I looked at it as a comparison between the "others" and the professor's conditionals for intellectual progress, I need significant work on structural reading apparently.
Dave, I know you advocate for structural reading. Especially when I see sufficient assumption questions, naturally my inclination is to diagram the conditionals. Very generally how do you know when to chunk the ideas vs the conditionals?
In my use of the term, structural reading always means thinking about the structural function of the words. I think this is what you mean when you say "chunk the ideas."
I only sometimes diagram conditional relationships.
I'd say the best way to think of conditional symbolization is as a tool - really, in pretty much precisely the way you'd think about a hammer.
When you're driving a nail, there's just nothing better for the job than a hammer.

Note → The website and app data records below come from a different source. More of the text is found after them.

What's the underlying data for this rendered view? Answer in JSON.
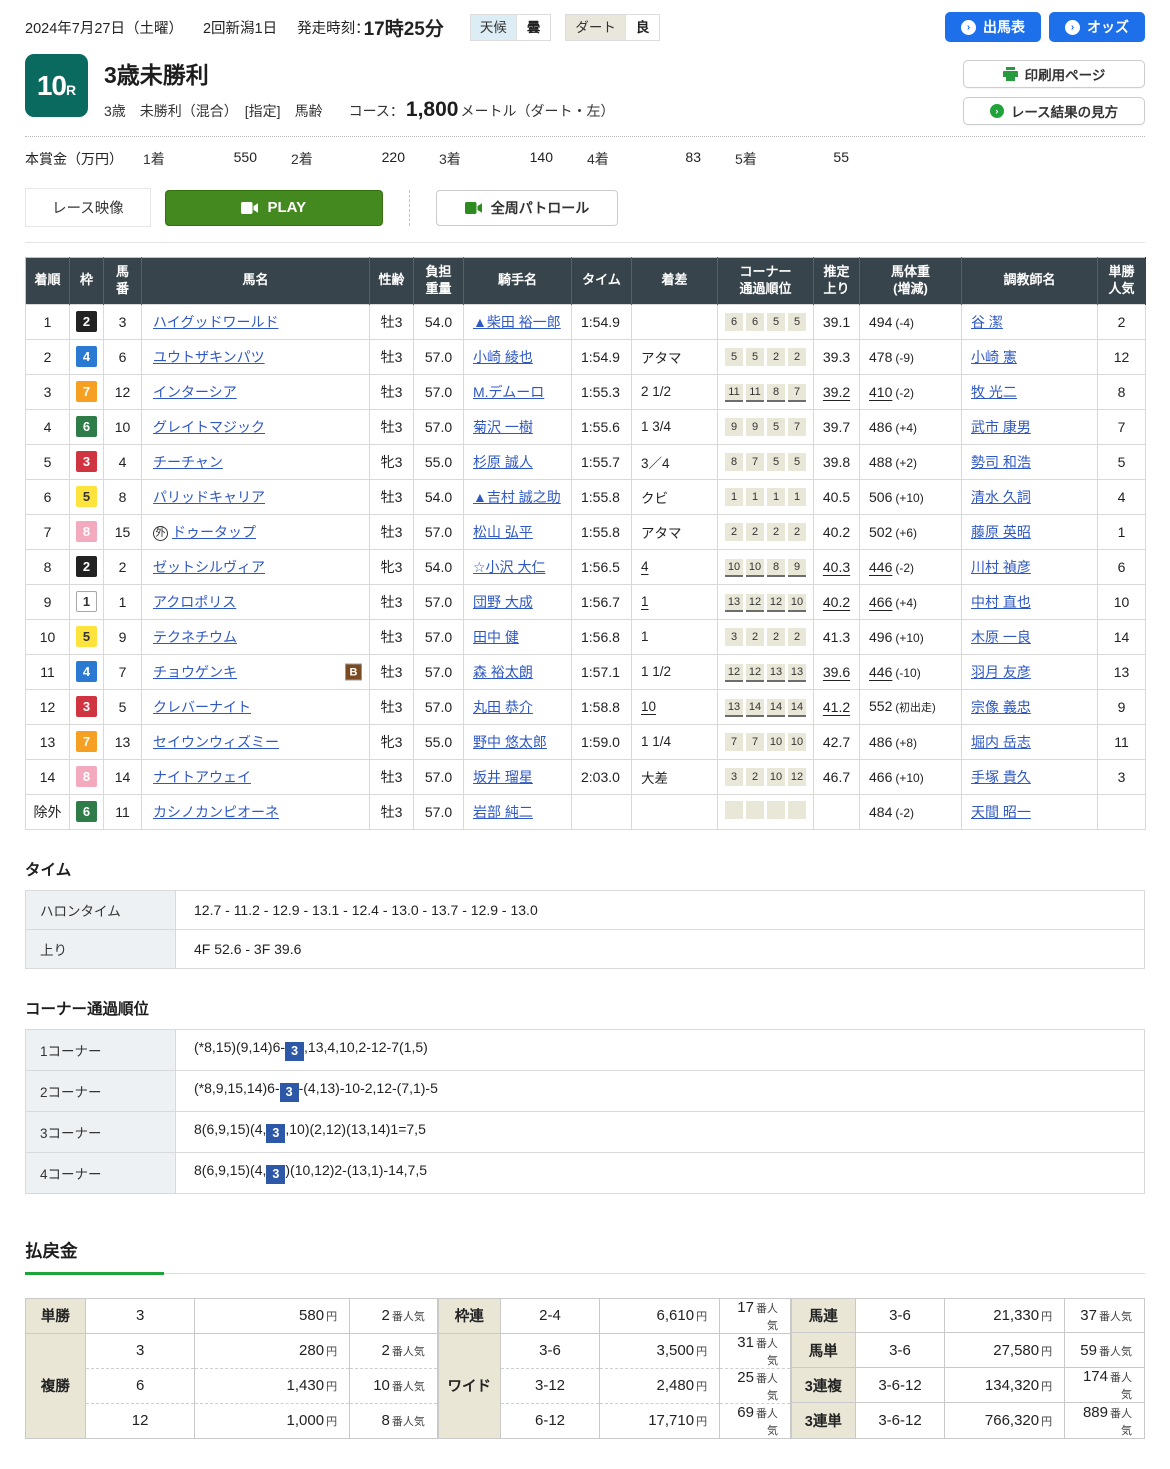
{
  "colors": {
    "accent_blue": "#1d6fea",
    "race_badge_green": "#0b6a5f",
    "play_green": "#44891f",
    "payout_underline_green": "#1fa43c",
    "link_blue": "#2f58c3",
    "corner_badge_blue": "#2d57a7",
    "table_header_bg": "#38444c"
  },
  "header": {
    "date": "2024年7月27日（土曜）",
    "meeting": "2回新潟1日",
    "start_label": "発走時刻：",
    "start_time": "17時25分",
    "weather_label": "天候",
    "weather_value": "曇",
    "track_label": "ダート",
    "track_value": "良",
    "btn_entries": "出馬表",
    "btn_odds": "オッズ",
    "btn_print": "印刷用ページ",
    "btn_guide": "レース結果の見方"
  },
  "race": {
    "number": "10",
    "number_suffix": "R",
    "title": "3歳未勝利",
    "conditions": "3歳　未勝利（混合）　[指定]　馬齢",
    "course_label": "コース：",
    "course_value": "1,800",
    "course_unit": "メートル（ダート・左）",
    "prize_label": "本賞金（万円）",
    "prizes": [
      {
        "place": "1着",
        "amount": "550"
      },
      {
        "place": "2着",
        "amount": "220"
      },
      {
        "place": "3着",
        "amount": "140"
      },
      {
        "place": "4着",
        "amount": "83"
      },
      {
        "place": "5着",
        "amount": "55"
      }
    ]
  },
  "video": {
    "label": "レース映像",
    "play": "PLAY",
    "patrol": "全周パトロール"
  },
  "results": {
    "b_label": "B",
    "headers": [
      "着順",
      "枠",
      "馬\n番",
      "馬名",
      "性齢",
      "負担\n重量",
      "騎手名",
      "タイム",
      "着差",
      "コーナー\n通過順位",
      "推定\n上り",
      "馬体重\n(増減)",
      "調教師名",
      "単勝\n人気"
    ],
    "rows": [
      {
        "pos": "1",
        "waku": "2",
        "wc": "w2",
        "num": "3",
        "horse": "ハイグッドワールド",
        "sexage": "牡3",
        "load": "54.0",
        "jockey": "▲柴田 裕一郎",
        "time": "1:54.9",
        "margin": "",
        "corners": [
          "6",
          "6",
          "5",
          "5"
        ],
        "agari": "39.1",
        "hw": "494",
        "hwd": "(-4)",
        "trainer": "谷 潔",
        "pop": "2"
      },
      {
        "pos": "2",
        "waku": "4",
        "wc": "w4",
        "num": "6",
        "horse": "ユウトザキンパツ",
        "sexage": "牡3",
        "load": "57.0",
        "jockey": "小崎 綾也",
        "time": "1:54.9",
        "margin": "アタマ",
        "corners": [
          "5",
          "5",
          "2",
          "2"
        ],
        "agari": "39.3",
        "hw": "478",
        "hwd": "(-9)",
        "trainer": "小崎 憲",
        "pop": "12"
      },
      {
        "pos": "3",
        "waku": "7",
        "wc": "w7",
        "num": "12",
        "horse": "インターシア",
        "sexage": "牡3",
        "load": "57.0",
        "jockey": "M.デムーロ",
        "time": "1:55.3",
        "margin": "2 1/2",
        "corners": [
          "11",
          "11",
          "8",
          "7"
        ],
        "cu": true,
        "agari": "39.2",
        "au": true,
        "hw": "410",
        "hwu": true,
        "hwd": "(-2)",
        "trainer": "牧 光二",
        "pop": "8"
      },
      {
        "pos": "4",
        "waku": "6",
        "wc": "w6",
        "num": "10",
        "horse": "グレイトマジック",
        "sexage": "牡3",
        "load": "57.0",
        "jockey": "菊沢 一樹",
        "time": "1:55.6",
        "margin": "1 3/4",
        "corners": [
          "9",
          "9",
          "5",
          "7"
        ],
        "agari": "39.7",
        "hw": "486",
        "hwd": "(+4)",
        "trainer": "武市 康男",
        "pop": "7"
      },
      {
        "pos": "5",
        "waku": "3",
        "wc": "w3",
        "num": "4",
        "horse": "チーチャン",
        "sexage": "牝3",
        "load": "55.0",
        "jockey": "杉原 誠人",
        "time": "1:55.7",
        "margin": "3／4",
        "corners": [
          "8",
          "7",
          "5",
          "5"
        ],
        "agari": "39.8",
        "hw": "488",
        "hwd": "(+2)",
        "trainer": "勢司 和浩",
        "pop": "5"
      },
      {
        "pos": "6",
        "waku": "5",
        "wc": "w5",
        "num": "8",
        "horse": "パリッドキャリア",
        "sexage": "牡3",
        "load": "54.0",
        "jockey": "▲吉村 誠之助",
        "time": "1:55.8",
        "margin": "クビ",
        "corners": [
          "1",
          "1",
          "1",
          "1"
        ],
        "agari": "40.5",
        "hw": "506",
        "hwd": "(+10)",
        "trainer": "清水 久詞",
        "pop": "4"
      },
      {
        "pos": "7",
        "waku": "8",
        "wc": "w8",
        "num": "15",
        "horse": "ドゥータップ",
        "mark": "外",
        "sexage": "牡3",
        "load": "57.0",
        "jockey": "松山 弘平",
        "time": "1:55.8",
        "margin": "アタマ",
        "corners": [
          "2",
          "2",
          "2",
          "2"
        ],
        "agari": "40.2",
        "hw": "502",
        "hwd": "(+6)",
        "trainer": "藤原 英昭",
        "pop": "1"
      },
      {
        "pos": "8",
        "waku": "2",
        "wc": "w2",
        "num": "2",
        "horse": "ゼットシルヴィア",
        "sexage": "牝3",
        "load": "54.0",
        "jockey": "☆小沢 大仁",
        "time": "1:56.5",
        "margin": "4",
        "mu": true,
        "corners": [
          "10",
          "10",
          "8",
          "9"
        ],
        "cu": true,
        "agari": "40.3",
        "au": true,
        "hw": "446",
        "hwu": true,
        "hwd": "(-2)",
        "trainer": "川村 禎彦",
        "pop": "6"
      },
      {
        "pos": "9",
        "waku": "1",
        "wc": "w1",
        "num": "1",
        "horse": "アクロポリス",
        "sexage": "牡3",
        "load": "57.0",
        "jockey": "団野 大成",
        "time": "1:56.7",
        "margin": "1",
        "mu": true,
        "corners": [
          "13",
          "12",
          "12",
          "10"
        ],
        "cu": true,
        "agari": "40.2",
        "au": true,
        "hw": "466",
        "hwu": true,
        "hwd": "(+4)",
        "trainer": "中村 直也",
        "pop": "10"
      },
      {
        "pos": "10",
        "waku": "5",
        "wc": "w5",
        "num": "9",
        "horse": "テクネチウム",
        "sexage": "牡3",
        "load": "57.0",
        "jockey": "田中 健",
        "time": "1:56.8",
        "margin": "1",
        "corners": [
          "3",
          "2",
          "2",
          "2"
        ],
        "agari": "41.3",
        "hw": "496",
        "hwd": "(+10)",
        "trainer": "木原 一良",
        "pop": "14"
      },
      {
        "pos": "11",
        "waku": "4",
        "wc": "w4",
        "num": "7",
        "horse": "チョウゲンキ",
        "b": true,
        "sexage": "牡3",
        "load": "57.0",
        "jockey": "森 裕太朗",
        "time": "1:57.1",
        "margin": "1 1/2",
        "corners": [
          "12",
          "12",
          "13",
          "13"
        ],
        "cu": true,
        "agari": "39.6",
        "au": true,
        "hw": "446",
        "hwu": true,
        "hwd": "(-10)",
        "trainer": "羽月 友彦",
        "pop": "13"
      },
      {
        "pos": "12",
        "waku": "3",
        "wc": "w3",
        "num": "5",
        "horse": "クレバーナイト",
        "sexage": "牡3",
        "load": "57.0",
        "jockey": "丸田 恭介",
        "time": "1:58.8",
        "margin": "10",
        "mu": true,
        "corners": [
          "13",
          "14",
          "14",
          "14"
        ],
        "cu": true,
        "agari": "41.2",
        "au": true,
        "hw": "552",
        "hwd": "(初出走)",
        "hwd_small": true,
        "trainer": "宗像 義忠",
        "pop": "9"
      },
      {
        "pos": "13",
        "waku": "7",
        "wc": "w7",
        "num": "13",
        "horse": "セイウンウィズミー",
        "sexage": "牝3",
        "load": "55.0",
        "jockey": "野中 悠太郎",
        "time": "1:59.0",
        "margin": "1 1/4",
        "corners": [
          "7",
          "7",
          "10",
          "10"
        ],
        "agari": "42.7",
        "hw": "486",
        "hwd": "(+8)",
        "trainer": "堀内 岳志",
        "pop": "11"
      },
      {
        "pos": "14",
        "waku": "8",
        "wc": "w8",
        "num": "14",
        "horse": "ナイトアウェイ",
        "sexage": "牡3",
        "load": "57.0",
        "jockey": "坂井 瑠星",
        "time": "2:03.0",
        "margin": "大差",
        "corners": [
          "3",
          "2",
          "10",
          "12"
        ],
        "agari": "46.7",
        "hw": "466",
        "hwd": "(+10)",
        "trainer": "手塚 貴久",
        "pop": "3"
      },
      {
        "pos": "除外",
        "waku": "6",
        "wc": "w6",
        "num": "11",
        "horse": "カシノカンピオーネ",
        "sexage": "牡3",
        "load": "57.0",
        "jockey": "岩部 純二",
        "time": "",
        "margin": "",
        "corners": [
          "",
          "",
          "",
          ""
        ],
        "agari": "",
        "hw": "484",
        "hwd": "(-2)",
        "trainer": "天間 昭一",
        "pop": ""
      }
    ]
  },
  "time_section": {
    "title": "タイム",
    "rows": [
      {
        "label": "ハロンタイム",
        "value": "12.7 - 11.2 - 12.9 - 13.1 - 12.4 - 13.0 - 13.7 - 12.9 - 13.0"
      },
      {
        "label": "上り",
        "value": "4F 52.6 - 3F 39.6"
      }
    ]
  },
  "corner_section": {
    "title": "コーナー通過順位",
    "rows": [
      {
        "label": "1コーナー",
        "pre": "(*8,15)(9,14)6-",
        "badge": "3",
        "post": ",13,4,10,2-12-7(1,5)"
      },
      {
        "label": "2コーナー",
        "pre": "(*8,9,15,14)6-",
        "badge": "3",
        "post": "-(4,13)-10-2,12-(7,1)-5"
      },
      {
        "label": "3コーナー",
        "pre": "8(6,9,15)(4,",
        "badge": "3",
        "post": ",10)(2,12)(13,14)1=7,5"
      },
      {
        "label": "4コーナー",
        "pre": "8(6,9,15)(4,",
        "badge": "3",
        "post": ")(10,12)2-(13,1)-14,7,5"
      }
    ]
  },
  "payout": {
    "title": "払戻金",
    "unit_amount": "円",
    "unit_pop": "番人気",
    "groups": [
      {
        "blocks": [
          {
            "label": "単勝",
            "rows": [
              {
                "combo": "3",
                "amount": "580",
                "pop": "2"
              }
            ]
          },
          {
            "label": "複勝",
            "rows": [
              {
                "combo": "3",
                "amount": "280",
                "pop": "2"
              },
              {
                "combo": "6",
                "amount": "1,430",
                "pop": "10"
              },
              {
                "combo": "12",
                "amount": "1,000",
                "pop": "8"
              }
            ]
          }
        ]
      },
      {
        "blocks": [
          {
            "label": "枠連",
            "rows": [
              {
                "combo": "2-4",
                "amount": "6,610",
                "pop": "17"
              }
            ]
          },
          {
            "label": "ワイド",
            "rows": [
              {
                "combo": "3-6",
                "amount": "3,500",
                "pop": "31"
              },
              {
                "combo": "3-12",
                "amount": "2,480",
                "pop": "25"
              },
              {
                "combo": "6-12",
                "amount": "17,710",
                "pop": "69"
              }
            ]
          }
        ]
      },
      {
        "blocks": [
          {
            "label": "馬連",
            "rows": [
              {
                "combo": "3-6",
                "amount": "21,330",
                "pop": "37"
              }
            ]
          },
          {
            "label": "馬単",
            "rows": [
              {
                "combo": "3-6",
                "amount": "27,580",
                "pop": "59"
              }
            ]
          },
          {
            "label": "3連複",
            "rows": [
              {
                "combo": "3-6-12",
                "amount": "134,320",
                "pop": "174"
              }
            ]
          },
          {
            "label": "3連単",
            "rows": [
              {
                "combo": "3-6-12",
                "amount": "766,320",
                "pop": "889"
              }
            ]
          }
        ]
      }
    ]
  }
}
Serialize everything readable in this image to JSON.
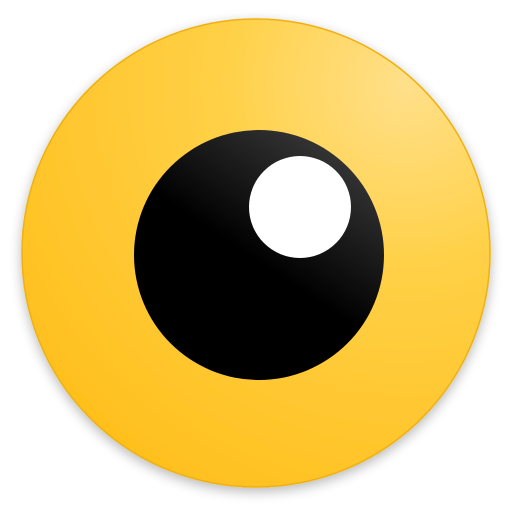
{
  "icon": {
    "name": "eye-icon",
    "colors": {
      "background": "#ffffff",
      "iris_light": "#FFE08A",
      "iris_mid": "#FFD046",
      "iris_dark": "#FFBE19",
      "iris_rim": "#F0B00E",
      "pupil_light": "#3a3a3a",
      "pupil_dark": "#000000",
      "highlight": "#ffffff"
    }
  }
}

I mean, you could do it another way (whacking at it with your tape measure, or with the sharp end of your screwdriver, if you're really precise and awesome with a screwdriver), but for putting a nail in, the hammer is your best bet.
At the same time, however, you don't go running downstairs to your toolbox to fetch your hammer every time you need to push in a thumbtack.
Conditional symbols are like that hammer - you should use them when you find they help you see the relationships, and you should feel fine with not using them if you can decipher the relationship in the passage easily without them.
I hope that helps!